Since arriving in Manila ahead of Frazier, Ali took Manila by storm. Even before he arrived, Ali’s pictures already graced the headlines of every major Manila newspapers and the more as the fight nears. Ali was so gifted he never runs out of never ending issues to tell reporters and fans everyday. In fact, the famous title Thrilla in Manila was coined only after Ali said or commented before television cameras in a press conference together with Frazier that this fight will be “a killah and a chillah and a thrillah when I meet the gorilla in Manila” to the amusement of the crowd and to all those present. Exhibiting a rubber gorilla toy and playfully punching it, Ali soon put it in his breast pocket after saying his prepared script, tapping it with his hand that he himself looked amused by his act. However, no matter how Ali made it as just for fun, Frazier took it seriously he wanted to flare up every time Ali does some funny things about him that he later vowed never to appear together with Ali in future tv interviews. Sensing that Frazier was reacting to his psychological warfare and to everything he does, Ali took advantage of the situation until fight time. And as history now tells us, Ali annihilated and humiliated Frazier in this fight when Frazier’s corner threw in the towel after the 14th round giving Ali a 15th rd tko win to retain his world heavyweight title.

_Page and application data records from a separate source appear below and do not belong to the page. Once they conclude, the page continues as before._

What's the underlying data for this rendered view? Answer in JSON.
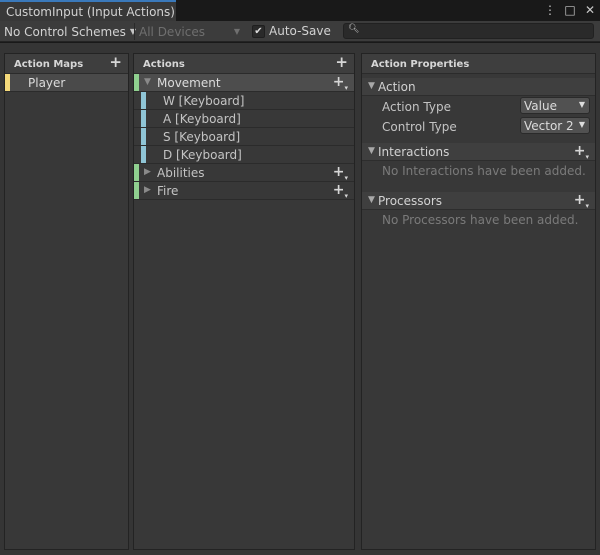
{
  "window": {
    "tab_title": "CustomInput (Input Actions)",
    "menu_icon": "⋮",
    "maximize_icon": "□",
    "close_icon": "✕"
  },
  "toolbar": {
    "control_schemes": "No Control Schemes",
    "devices": "All Devices",
    "auto_save_label": "Auto-Save",
    "auto_save_checked": true,
    "search_value": ""
  },
  "action_maps": {
    "header": "Action Maps",
    "items": [
      {
        "label": "Player",
        "color": "#f4d97a"
      }
    ]
  },
  "actions": {
    "header": "Actions",
    "items": [
      {
        "label": "Movement",
        "expanded": true,
        "selected": true,
        "color": "#8fd08f",
        "bindings": [
          {
            "label": "W [Keyboard]",
            "color": "#8fc5d6"
          },
          {
            "label": "A [Keyboard]",
            "color": "#8fc5d6"
          },
          {
            "label": "S [Keyboard]",
            "color": "#8fc5d6"
          },
          {
            "label": "D [Keyboard]",
            "color": "#8fc5d6"
          }
        ]
      },
      {
        "label": "Abilities",
        "expanded": false,
        "color": "#8fd08f"
      },
      {
        "label": "Fire",
        "expanded": false,
        "color": "#8fd08f"
      }
    ]
  },
  "properties": {
    "header": "Action Properties",
    "action_section": "Action",
    "action_type_label": "Action Type",
    "action_type_value": "Value",
    "control_type_label": "Control Type",
    "control_type_value": "Vector 2",
    "interactions_section": "Interactions",
    "interactions_empty": "No Interactions have been added.",
    "processors_section": "Processors",
    "processors_empty": "No Processors have been added."
  }
}
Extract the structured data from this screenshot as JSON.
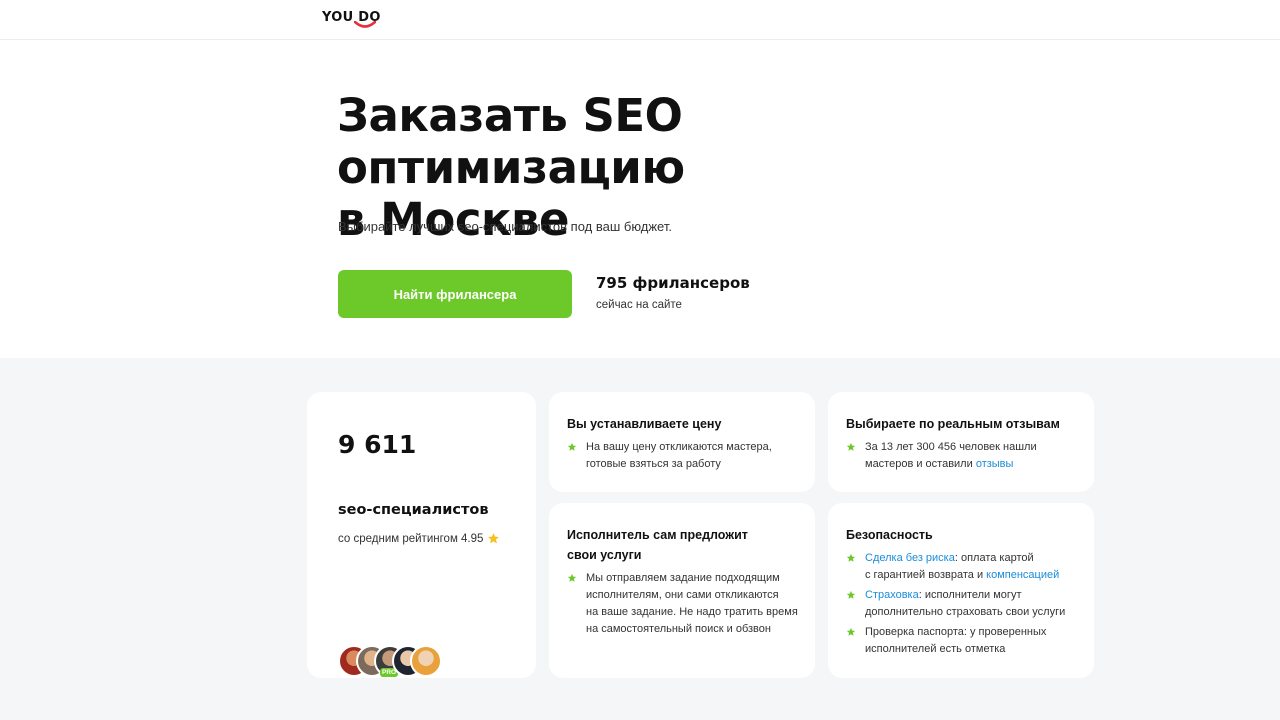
{
  "header": {
    "logo_text": "YOU DO"
  },
  "hero": {
    "title_line1": "Заказать SEO оптимизацию",
    "title_line2": "в Москве",
    "subtitle": "Выбирайте лучших seo-специалистов под ваш бюджет.",
    "cta_label": "Найти фрилансера",
    "freelancer_count": "795 фрилансеров",
    "freelancer_count_sub": "сейчас на сайте"
  },
  "stats": {
    "number": "9 611",
    "label": "seo-специалистов",
    "rating_text": "со средним рейтингом 4.95",
    "pro_badge": "PRO"
  },
  "features": {
    "price": {
      "title": "Вы устанавливаете цену",
      "bullet1_line1": "На вашу цену откликаются мастера,",
      "bullet1_line2": "готовые взяться за работу"
    },
    "reviews": {
      "title": "Выбираете по реальным отзывам",
      "bullet1_line1": "За 13 лет 300 456 человек нашли",
      "bullet1_line2": "мастеров и оставили ",
      "bullet1_link": "отзывы"
    },
    "offer": {
      "title_line1": "Исполнитель сам предложит",
      "title_line2": "свои услуги",
      "bullet1_line1": "Мы отправляем задание подходящим",
      "bullet1_line2": "исполнителям, они сами откликаются",
      "bullet1_line3": "на ваше задание. Не надо тратить время",
      "bullet1_line4": "на самостоятельный поиск и обзвон"
    },
    "safety": {
      "title": "Безопасность",
      "b1_link": "Сделка без риска",
      "b1_rest": ": оплата картой",
      "b1_line2": "с гарантией возврата и ",
      "b1_link2": "компенсацией",
      "b2_link": "Страховка",
      "b2_rest": ": исполнители могут",
      "b2_line2": "дополнительно страховать свои услуги",
      "b3_line1": "Проверка паспорта: у проверенных",
      "b3_line2": "исполнителей есть отметка"
    }
  },
  "colors": {
    "accent_green": "#6dc82a",
    "link_blue": "#1a8cd8",
    "logo_red": "#e8313c",
    "star_yellow": "#f5c022",
    "background_gray": "#f5f6f7"
  }
}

Today, despite the biting rhetoric between De La Hoya and Pacquiao’s trainer Freddie Roach, they are still a very far cry from Ali’s ability to attract attentions. As a sample, Roach describes De La Hoya prior to the makeup of this fight as incapable now of “pulling the trigger anymore” that posed as a challenge to De La Hoya leading to the signing of this match. So as to show what he meant, Roach brought and gave De La Hoya a plastic toy gun that doesn’t fire in their stint in San Francisco to the amusement of the crowd. For their part, De La Hoya sang with gusto the famous song “I left my heart in San Francisco” dedicating it to Pacquiao and Pacquiao in return, spoke some broken Spanish that bewildered the crowd.
If these are not copycat ideas taken from what Ali had done years ago, then, perhaps these will make history on its own merits. This we have to see that up to this point – so far, so good.
To be continued…
Related news & articles
Friday August 8
Being the world’s pay-per-view or PPV king of television for many years now, multi-titled fighter and US Olympic gold medalist Oscar De La Hoya seems to have run out of opponents. More
Saturday August 16
If the De La Hoya-Pacquiao “dream fight” ever takes place before the end of this year as it is being proposed, it would surely be one for the record books. More
Saturday August 23
With or without Oscar De La Hoya in his resumé, Manny Pacquiao will always be the second greatest fighter after Muhammad Ali to this writer. More
Sunday September 28
From the videos of his early fights when he was still a 108-lb. More